Red Dress Day is a day to remember the Murdered and Missing Indigenous Women and Girls.  Morgan proposes seven things beyond remembering through the red dress (and the Youth who use the Red Ribbon Skirt).  The seven items include other links to help follow-up in the support for Indigenous women.  https://www.aptnnews.ca/national-news/beyond-red-dress-day-7-calls-to-action-for-indigenous-allies/

Ottawa Crime Prevention
Responding to Mental Health Crises:
Learning from Ottawa and Beyond –    with Berkley Carnine from CAHOOTS
Wednesday May 19th, Noon to 1pm EST via Zoom

Cahoots is the delightful name of a group on the streets of Oregon confronting crisis – Crisis Assistance Helping Out On The Streets, a program enjoying considerable success pre-dating the current defund-the-police response to crisis intervention.  To register visit: Zoom Registration Link

 Global News – Amanda Connolly
Calgary mayor says anti-mask rallies are ‘thinly veiled white nationalist’ protests

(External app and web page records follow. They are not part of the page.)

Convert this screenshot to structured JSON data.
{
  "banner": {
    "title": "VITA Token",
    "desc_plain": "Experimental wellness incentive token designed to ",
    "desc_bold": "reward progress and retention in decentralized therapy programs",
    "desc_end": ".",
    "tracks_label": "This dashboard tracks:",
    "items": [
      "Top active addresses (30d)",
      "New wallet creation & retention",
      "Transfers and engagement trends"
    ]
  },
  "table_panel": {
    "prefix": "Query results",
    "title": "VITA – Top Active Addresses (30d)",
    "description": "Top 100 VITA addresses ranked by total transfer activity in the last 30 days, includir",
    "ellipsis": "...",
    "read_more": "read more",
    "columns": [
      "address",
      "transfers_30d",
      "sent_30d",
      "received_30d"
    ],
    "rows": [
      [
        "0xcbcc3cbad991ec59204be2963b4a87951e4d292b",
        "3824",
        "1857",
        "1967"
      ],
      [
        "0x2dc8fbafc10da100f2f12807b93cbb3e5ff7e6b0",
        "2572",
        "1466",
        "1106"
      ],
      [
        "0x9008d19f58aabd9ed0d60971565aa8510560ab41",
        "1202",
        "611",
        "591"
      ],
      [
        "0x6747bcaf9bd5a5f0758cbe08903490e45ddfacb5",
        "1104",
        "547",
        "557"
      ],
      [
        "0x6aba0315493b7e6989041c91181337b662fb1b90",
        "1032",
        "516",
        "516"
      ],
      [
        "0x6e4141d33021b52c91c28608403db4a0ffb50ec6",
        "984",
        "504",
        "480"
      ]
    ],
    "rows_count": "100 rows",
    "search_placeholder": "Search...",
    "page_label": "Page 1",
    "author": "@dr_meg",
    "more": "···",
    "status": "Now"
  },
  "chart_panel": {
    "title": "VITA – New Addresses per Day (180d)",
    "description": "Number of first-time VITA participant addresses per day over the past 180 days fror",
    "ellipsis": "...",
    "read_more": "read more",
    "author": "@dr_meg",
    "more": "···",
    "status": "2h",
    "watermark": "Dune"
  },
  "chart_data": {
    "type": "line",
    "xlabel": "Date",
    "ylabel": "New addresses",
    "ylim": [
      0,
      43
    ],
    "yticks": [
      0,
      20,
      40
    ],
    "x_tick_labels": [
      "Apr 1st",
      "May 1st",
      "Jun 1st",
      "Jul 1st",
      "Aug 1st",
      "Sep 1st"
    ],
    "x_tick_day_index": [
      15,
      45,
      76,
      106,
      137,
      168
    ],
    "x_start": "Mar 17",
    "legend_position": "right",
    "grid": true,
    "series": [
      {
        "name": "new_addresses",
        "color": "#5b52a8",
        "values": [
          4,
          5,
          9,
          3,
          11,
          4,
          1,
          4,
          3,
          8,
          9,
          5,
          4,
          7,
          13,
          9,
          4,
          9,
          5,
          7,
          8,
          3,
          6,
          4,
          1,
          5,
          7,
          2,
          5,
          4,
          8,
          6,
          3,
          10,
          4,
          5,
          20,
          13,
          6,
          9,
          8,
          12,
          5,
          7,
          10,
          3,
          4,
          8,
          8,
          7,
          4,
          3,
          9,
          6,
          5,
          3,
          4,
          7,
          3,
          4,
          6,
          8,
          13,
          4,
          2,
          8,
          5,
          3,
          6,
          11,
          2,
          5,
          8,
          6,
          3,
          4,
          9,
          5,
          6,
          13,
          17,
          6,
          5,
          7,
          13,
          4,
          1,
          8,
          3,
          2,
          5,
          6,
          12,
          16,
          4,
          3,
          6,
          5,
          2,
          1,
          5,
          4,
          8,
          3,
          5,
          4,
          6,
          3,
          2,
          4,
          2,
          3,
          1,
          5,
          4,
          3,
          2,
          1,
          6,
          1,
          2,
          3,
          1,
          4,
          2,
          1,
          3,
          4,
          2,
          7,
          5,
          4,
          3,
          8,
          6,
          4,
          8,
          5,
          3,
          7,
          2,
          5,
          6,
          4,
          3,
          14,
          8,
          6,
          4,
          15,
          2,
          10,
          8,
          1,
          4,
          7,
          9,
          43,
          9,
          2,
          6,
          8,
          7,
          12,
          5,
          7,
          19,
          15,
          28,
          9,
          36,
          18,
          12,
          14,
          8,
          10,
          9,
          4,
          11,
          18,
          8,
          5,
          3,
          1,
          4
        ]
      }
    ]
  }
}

This article is a surprising concession from a popular city politician of the only slightly buried white nationalist sentiment finding ‘causes’ to embrace to advance a nasty and pernicious agenda. “Calgary Mayor Naheed Nenshi says some recent rallies billed as opposing the wearing of masks during the pandemic are really just “thinly veiled white nationalist” and “anti-government” activities. In an interview with The West Block guest host Abigail Bimman, Nenshi expressed his frustration with the fact that people refusing to wear masks and gathering in large crowds are endangering others.”  https://globalnews.ca/news/7843813/naheed-nenshi-covid-pandemic-vaccinations/